- CFA Level 2: Portfolio Management – Introduction
- Mean-Variance Analysis Assumptions
- Expected Return and Variance for a Two Asset Portfolio
- The Minimum Variance Frontier & Efficient Frontier
- Diversification Benefits
- The Capital Allocation Line – Introducing the Risk-free Asset
- The Capital Market Line
- CAPM & the SML
- Adding an Asset to a Portfolio – Improving the Minimum Variance Frontier
- The Market Model for a Security’s Returns
- Adjusted and Unadjusted Beta
- Multifactor Models
- Arbitrage Portfolio Theory (APT) – A Multifactor Macroeconomic Model
- Risk Factors and Tracking Portfolios
- Markowitz, MPT, and Market Efficiency
- International Capital Market Integration
- Domestic CAPM and Extended CAPM
- Changes in Real Exchange Rates
- International CAPM (ICAPM) - Beyond Extended CAPM
- Measuring Currency Exposure
- Company Stock Value Responses to Changes in Real Exchange Rates
- ICAPM vs. Domestic CAPM
- The J-Curve – Impact of Exchange Rate Changes on National Economies
- Moving Exchange Rates and Equity Markets
- Impacts of Market Segmentation on ICAPM
- Justifying Active Portfolio Management
- The Treynor-Black Model
- Portfolio Management Process
- The Investor Policy Statement
Mean-Variance Analysis Assumptions
Mean-variance analysis gives investors a framework to assess the tradeoff between risk and return as mean-variance analysis quantifies the relationship between expected return and portfolio variance (or standard deviation).
Mean-variance analysis is the theoretical foundation of Modern Portfolio Theory established by Professor Harry Markowitz and much of the material covered in this module traces its roots concept.
The assumptions underlying the mean-variance analysis are summarized below:
Investors are risk averse in that they prefer higher return for a given level of risk (variance, standard deviation), or they want to minimize risk for a given level of returns.
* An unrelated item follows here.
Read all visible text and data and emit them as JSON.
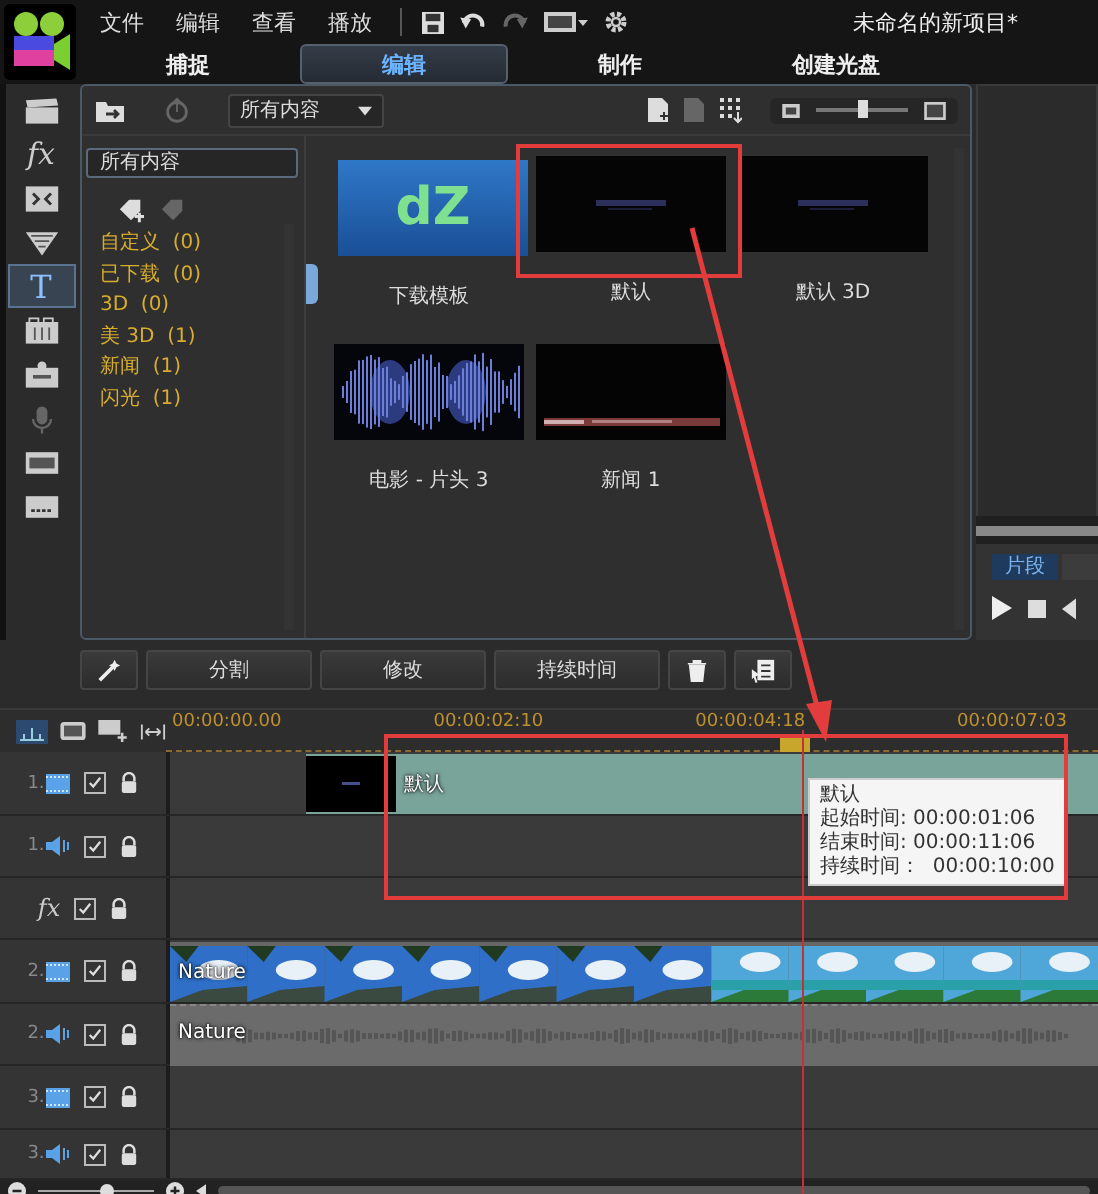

The degree of risk aversion may vary from investor to investor
Example: An investor is presented with two portfolios:
Portfolio A offers 12% annual return with 25% standard deviation;
Portfolio B offers 12% annual return with 20% standard deviation;
A risk averse investor will choose portfolio B.
Expected returns, variances, and covariances for all assets are known by all investors.
Investment returns are normally distributed so only returns, variances, and covariances are needed to derive the optimal portfolio.
There are no transaction costs and no taxes. So, before-tax and after-tax returns are the same making all investors equal.
The mean-variance analysis is used to identify optimal/efficient portfolios.